[Extracted records]
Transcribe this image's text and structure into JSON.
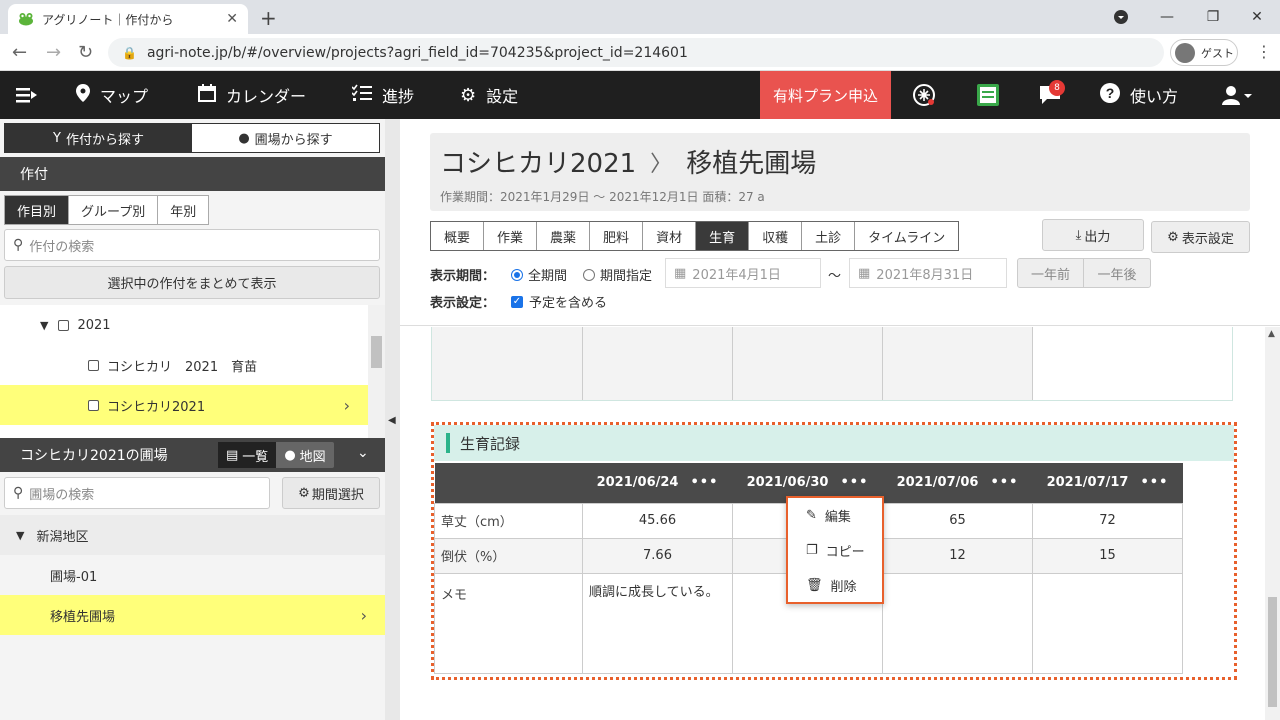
{
  "browser": {
    "tab_title": "アグリノート｜作付から",
    "url": "agri-note.jp/b/#/overview/projects?agri_field_id=704235&project_id=214601",
    "profile_label": "ゲスト"
  },
  "nav": {
    "items": [
      {
        "label": "マップ",
        "icon": "map-pin-icon"
      },
      {
        "label": "カレンダー",
        "icon": "calendar-icon"
      },
      {
        "label": "進捗",
        "icon": "checklist-icon"
      },
      {
        "label": "設定",
        "icon": "gear-icon"
      }
    ],
    "promo_label": "有料プラン申込",
    "help_label": "使い方",
    "notification_count": "8",
    "news_icon_text": "農業\n新聞"
  },
  "sidebar": {
    "mode_tabs": [
      "作付から探す",
      "圃場から探す"
    ],
    "crop_section_title": "作付",
    "crop_tabs": [
      "作目別",
      "グループ別",
      "年別"
    ],
    "crop_search_placeholder": "作付の検索",
    "show_selected_label": "選択中の作付をまとめて表示",
    "tree": [
      {
        "label": "2021"
      },
      {
        "label": "コシヒカリ　2021　育苗"
      },
      {
        "label": "コシヒカリ2021"
      }
    ],
    "field_section_title": "コシヒカリ2021の圃場",
    "view_toggle": [
      "一覧",
      "地図"
    ],
    "field_search_placeholder": "圃場の検索",
    "period_button": "期間選択",
    "fields": [
      {
        "label": "新潟地区"
      },
      {
        "label": "圃場-01"
      },
      {
        "label": "移植先圃場"
      }
    ]
  },
  "main": {
    "title_crop": "コシヒカリ2021",
    "title_field": "移植先圃場",
    "subtitle": "作業期間：2021年1月29日 ～ 2021年12月1日  面積：27 a",
    "tabs": [
      "概要",
      "作業",
      "農薬",
      "肥料",
      "資材",
      "生育",
      "収穫",
      "土診",
      "タイムライン"
    ],
    "export_label": "出力",
    "display_settings_label": "表示設定",
    "period_label": "表示期間：",
    "radio_all": "全期間",
    "radio_specified": "期間指定",
    "date_from": "2021年4月1日",
    "date_to": "2021年8月31日",
    "date_sep": "～",
    "prev_year": "一年前",
    "next_year": "一年後",
    "settings_label": "表示設定：",
    "include_planned": "予定を含める",
    "growth": {
      "section_title": "生育記録",
      "dates": [
        "2021/06/24",
        "2021/06/30",
        "2021/07/06",
        "2021/07/17"
      ],
      "rows": [
        {
          "label": "草丈（cm）",
          "values": [
            "45.66",
            "",
            "65",
            "72"
          ]
        },
        {
          "label": "倒伏（%）",
          "values": [
            "7.66",
            "",
            "12",
            "15"
          ]
        },
        {
          "label": "メモ",
          "values": [
            "順調に成長している。",
            "",
            "",
            ""
          ]
        }
      ]
    },
    "context_menu": [
      "編集",
      "コピー",
      "削除"
    ]
  },
  "colors": {
    "nav_bg": "#1f1f1f",
    "promo_bg": "#e9534f",
    "highlight": "#ffff7a",
    "accent_green": "#2bb38a",
    "outline_orange": "#e8602c"
  }
}
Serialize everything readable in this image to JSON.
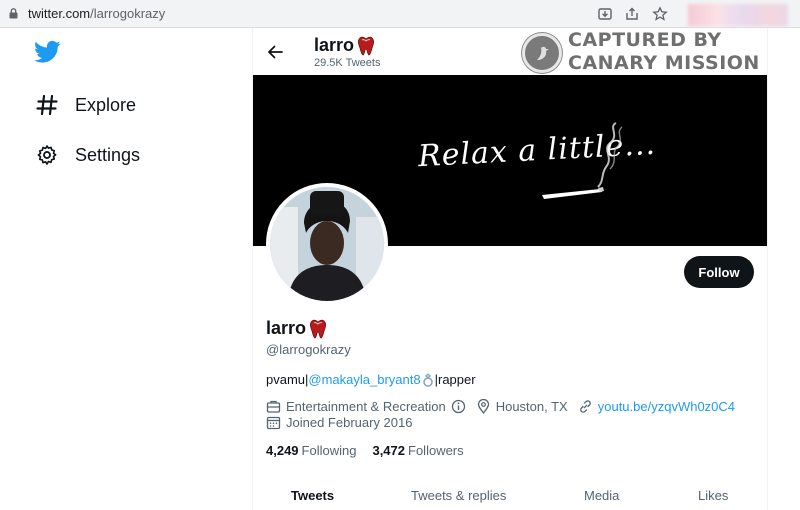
{
  "browser": {
    "url_host": "twitter.com",
    "url_path": "/larrogokrazy",
    "icons": [
      "lock-icon",
      "install-icon",
      "share-icon",
      "bookmark-star-icon"
    ]
  },
  "nav": {
    "logo": "twitter-bird-icon",
    "items": [
      {
        "label": "Explore",
        "icon": "hashtag-icon"
      },
      {
        "label": "Settings",
        "icon": "gear-icon"
      }
    ]
  },
  "header": {
    "name": "larro",
    "tweet_count": "29.5K Tweets"
  },
  "watermark": {
    "line1": "CAPTURED BY",
    "line2": "CANARY MISSION"
  },
  "banner": {
    "text": "Relax a little..."
  },
  "profile": {
    "name": "larro",
    "handle": "@larrogokrazy",
    "follow_label": "Follow",
    "bio_prefix": "pvamu|",
    "bio_mention": "@makayla_bryant8",
    "bio_suffix": "|rapper",
    "category": "Entertainment & Recreation",
    "location": "Houston, TX",
    "website": "youtu.be/yzqvWh0z0C4",
    "joined": "Joined February 2016",
    "following_count": "4,249",
    "following_label": "Following",
    "followers_count": "3,472",
    "followers_label": "Followers"
  },
  "tabs": [
    "Tweets",
    "Tweets & replies",
    "Media",
    "Likes"
  ],
  "colors": {
    "accent": "#1d9bf0",
    "text_primary": "#0f1419",
    "text_secondary": "#536471",
    "button_dark": "#0f1419"
  }
}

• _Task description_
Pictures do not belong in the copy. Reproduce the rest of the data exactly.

• _Problem solution_
Transcribe this image's text and structure into JSON.
{
  "browser": {
    "tab_title": "アグリノート｜作付から",
    "url": "agri-note.jp/b/#/overview/projects?agri_field_id=704235&project_id=214601",
    "profile_label": "ゲスト"
  },
  "nav": {
    "items": [
      {
        "label": "マップ",
        "icon": "map-pin-icon"
      },
      {
        "label": "カレンダー",
        "icon": "calendar-icon"
      },
      {
        "label": "進捗",
        "icon": "checklist-icon"
      },
      {
        "label": "設定",
        "icon": "gear-icon"
      }
    ],
    "promo_label": "有料プラン申込",
    "help_label": "使い方",
    "notification_count": "8",
    "news_icon_text": "農業\n新聞"
  },
  "sidebar": {
    "mode_tabs": [
      "作付から探す",
      "圃場から探す"
    ],
    "crop_section_title": "作付",
    "crop_tabs": [
      "作目別",
      "グループ別",
      "年別"
    ],
    "crop_search_placeholder": "作付の検索",
    "show_selected_label": "選択中の作付をまとめて表示",
    "tree": [
      {
        "label": "2021"
      },
      {
        "label": "コシヒカリ　2021　育苗"
      },
      {
        "label": "コシヒカリ2021"
      }
    ],
    "field_section_title": "コシヒカリ2021の圃場",
    "view_toggle": [
      "一覧",
      "地図"
    ],
    "field_search_placeholder": "圃場の検索",
    "period_button": "期間選択",
    "fields": [
      {
        "label": "新潟地区"
      },
      {
        "label": "圃場-01"
      },
      {
        "label": "移植先圃場"
      }
    ]
  },
  "main": {
    "title_crop": "コシヒカリ2021",
    "title_field": "移植先圃場",
    "subtitle": "作業期間：2021年1月29日 ～ 2021年12月1日  面積：27 a",
    "tabs": [
      "概要",
      "作業",
      "農薬",
      "肥料",
      "資材",
      "生育",
      "収穫",
      "土診",
      "タイムライン"
    ],
    "export_label": "出力",
    "display_settings_label": "表示設定",
    "period_label": "表示期間：",
    "radio_all": "全期間",
    "radio_specified": "期間指定",
    "date_from": "2021年4月1日",
    "date_to": "2021年8月31日",
    "date_sep": "～",
    "prev_year": "一年前",
    "next_year": "一年後",
    "settings_label": "表示設定：",
    "include_planned": "予定を含める",
    "growth": {
      "section_title": "生育記録",
      "dates": [
        "2021/06/24",
        "2021/06/30",
        "2021/07/06",
        "2021/07/17"
      ],
      "rows": [
        {
          "label": "草丈（cm）",
          "values": [
            "45.66",
            "",
            "65",
            "72"
          ]
        },
        {
          "label": "倒伏（%）",
          "values": [
            "7.66",
            "",
            "12",
            "15"
          ]
        },
        {
          "label": "メモ",
          "values": [
            "順調に成長している。",
            "",
            "",
            ""
          ]
        }
      ]
    },
    "context_menu": [
      "編集",
      "コピー",
      "削除"
    ]
  },
  "colors": {
    "nav_bg": "#1f1f1f",
    "promo_bg": "#e9534f",
    "highlight": "#ffff7a",
    "accent_green": "#2bb38a",
    "outline_orange": "#e8602c"
  }
}
Serialize everything readable in this image to JSON.
{
  "browser": {
    "url_host": "twitter.com",
    "url_path": "/larrogokrazy",
    "icons": [
      "lock-icon",
      "install-icon",
      "share-icon",
      "bookmark-star-icon"
    ]
  },
  "nav": {
    "logo": "twitter-bird-icon",
    "items": [
      {
        "label": "Explore",
        "icon": "hashtag-icon"
      },
      {
        "label": "Settings",
        "icon": "gear-icon"
      }
    ]
  },
  "header": {
    "name": "larro",
    "tweet_count": "29.5K Tweets"
  },
  "watermark": {
    "line1": "CAPTURED BY",
    "line2": "CANARY MISSION"
  },
  "banner": {
    "text": "Relax a little..."
  },
  "profile": {
    "name": "larro",
    "handle": "@larrogokrazy",
    "follow_label": "Follow",
    "bio_prefix": "pvamu|",
    "bio_mention": "@makayla_bryant8",
    "bio_suffix": "|rapper",
    "category": "Entertainment & Recreation",
    "location": "Houston, TX",
    "website": "youtu.be/yzqvWh0z0C4",
    "joined": "Joined February 2016",
    "following_count": "4,249",
    "following_label": "Following",
    "followers_count": "3,472",
    "followers_label": "Followers"
  },
  "tabs": [
    "Tweets",
    "Tweets & replies",
    "Media",
    "Likes"
  ],
  "colors": {
    "accent": "#1d9bf0",
    "text_primary": "#0f1419",
    "text_secondary": "#536471",
    "button_dark": "#0f1419"
  }
}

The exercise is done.